Spain, which holds its fourth general election in as many years on Sunday, is facing an economic slowdown

Madrid (AFP) - Roberto Garrido has watched with alarm as sales at his Madrid car dealership have plunged since January.

Purchases of Renault cars alone are down 30 percent in the past year, and his dealership has frozen all non-urgent investments, he said.

Spain, which holds its fourth general election in as many years on Sunday, is facing an economic slowdown as political instability at home stymies reforms and global uncertainty hurts business confidence.

When Spain returned to growth in 2013, the auto sector benefited from “a catch-up effect” as consumers who had postponed purchases during the crisis years re-opened their wallets, Garrido told AFP at his car dealership in the middle-class Fuente del Berro district.

But the effect is fading and the lack of a stable government in Spain has meant there are still no clear auto emission rules – which is again putting off consumers, he said.
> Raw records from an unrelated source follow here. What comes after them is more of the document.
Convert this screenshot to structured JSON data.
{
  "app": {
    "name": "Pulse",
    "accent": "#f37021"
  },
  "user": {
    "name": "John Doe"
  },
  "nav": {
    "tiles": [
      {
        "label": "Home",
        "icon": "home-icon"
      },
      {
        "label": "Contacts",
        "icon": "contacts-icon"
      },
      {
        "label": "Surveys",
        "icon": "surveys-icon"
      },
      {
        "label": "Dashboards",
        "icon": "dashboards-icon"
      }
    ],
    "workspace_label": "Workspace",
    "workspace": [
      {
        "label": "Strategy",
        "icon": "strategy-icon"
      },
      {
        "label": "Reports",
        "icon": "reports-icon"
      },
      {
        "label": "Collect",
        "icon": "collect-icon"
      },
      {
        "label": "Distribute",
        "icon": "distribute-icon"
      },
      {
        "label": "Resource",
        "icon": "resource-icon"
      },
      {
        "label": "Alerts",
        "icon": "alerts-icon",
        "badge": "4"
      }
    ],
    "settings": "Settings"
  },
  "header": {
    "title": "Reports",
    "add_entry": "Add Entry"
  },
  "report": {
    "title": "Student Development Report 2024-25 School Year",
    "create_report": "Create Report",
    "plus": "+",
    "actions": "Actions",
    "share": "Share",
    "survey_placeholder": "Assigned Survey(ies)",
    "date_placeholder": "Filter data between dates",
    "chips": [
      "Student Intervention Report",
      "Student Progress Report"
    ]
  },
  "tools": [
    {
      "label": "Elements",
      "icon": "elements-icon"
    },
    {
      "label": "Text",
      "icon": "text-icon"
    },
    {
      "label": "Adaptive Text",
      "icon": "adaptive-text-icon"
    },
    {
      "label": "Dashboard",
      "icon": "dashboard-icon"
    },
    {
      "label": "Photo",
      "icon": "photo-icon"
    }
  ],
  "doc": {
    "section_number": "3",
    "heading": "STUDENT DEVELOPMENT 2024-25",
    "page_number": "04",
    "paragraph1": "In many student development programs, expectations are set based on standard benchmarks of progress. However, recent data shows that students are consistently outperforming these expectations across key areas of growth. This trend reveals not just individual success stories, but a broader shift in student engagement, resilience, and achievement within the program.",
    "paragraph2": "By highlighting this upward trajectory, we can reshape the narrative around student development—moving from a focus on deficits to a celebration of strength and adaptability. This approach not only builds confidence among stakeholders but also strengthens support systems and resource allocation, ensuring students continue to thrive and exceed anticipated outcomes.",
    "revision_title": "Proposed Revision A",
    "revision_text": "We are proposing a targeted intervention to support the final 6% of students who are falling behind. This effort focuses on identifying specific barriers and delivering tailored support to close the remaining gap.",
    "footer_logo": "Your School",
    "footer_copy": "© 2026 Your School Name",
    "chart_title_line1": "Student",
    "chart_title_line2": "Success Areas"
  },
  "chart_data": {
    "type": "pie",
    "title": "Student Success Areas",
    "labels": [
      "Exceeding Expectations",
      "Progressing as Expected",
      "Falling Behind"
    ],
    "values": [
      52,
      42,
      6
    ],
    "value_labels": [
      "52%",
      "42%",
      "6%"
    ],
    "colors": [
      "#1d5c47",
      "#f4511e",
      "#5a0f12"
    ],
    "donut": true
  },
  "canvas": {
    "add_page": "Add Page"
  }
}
“Politicians have said everything and its opposite about diesel, petrol and pollution… As a result, people don’t know what to do, what kind of car to buy and postpone buying one,” Garrido said, hoping the outcome of Sunday’s poll might provide more clarity.

Overall, Spanish car sales have fallen six percent in the first 10 months of this year, according to Spain’s automobile manufacturers association, ANFAC.

- Slowing growth -

In September, the Bank of Spain cut its growth estimate for 2019 to 2.0 percent from 2.4 percent previously.

That compares with an average annual growth rate of around 3.0 percent for the eurozone’s fourth-biggest economy between 2015 and 2017.

Economists blame the slowdown on global uncertainty emanating from US President Donald Trump’s trade wars with China and other countries, as well as weaker growth in Spain’s main trading partners like Germany.

“We are seeing a substantial deterioration in household spending, as well as a significant slowdown in business investment,” the head of macroeconomic analysis at BBVA Research, Rafael Domenech, told AFP.

Spanish car sales have fallen six percent in the first 10 months of this year

Goods exports are already slowing and could be hit further by Washington’s decision to slap tariffs on Spanish products such as olive oil, cheese and wine in a tit-for-tat row with the European Union over subsidies to planemaking giant Airbus.

Consumer spending picked up in the third quarter, but experts do not expect the improvement to last, with unemployment falling less rapidly than in recent years.

At the end of September, Spain’s jobless rate was close to 14 percent, while in October, the country recorded its biggest monthly rise in the number of registered job seekers since 2012.

- Lack of reforms -

In the run-up to the election, acting Prime Minister Pedro Sanchez has remained upbeat, insisting on public radio Wednesday that the country had “solid fundamentals to face a slowdown”.

He also pointed out that economic growth in Spain is still faster than the eurozone average and jobs continue to be created.

However, while polls suggest Sanchez’s Socialists may win the most votes on Sunday, they won’t secure a parliamentary majority. So an end to the political instability looks unlikely.

“Since 2012-2013, we have not carried out any structural reforms, the sources of growth are running out,” said Toni Roldan, a specialist on economic policy at the Esade Business School.

“Of course, there has been a strong catch-up effect, but there has been no serious reform of education or of the labour market” where temporary contracts are more widespread than anywhere else in Europe, the expert said.

Furthermore, employers have sounded the alarm over the short-term economic impact in Catalonia of the violent protests that have swept the region in recent weeks.

The unrest broke out after Spain’s Supreme Court on October 14 sentenced nine Catalan separatist leaders to lengthy jail terms over their role in a failed declaration of independence in 2017.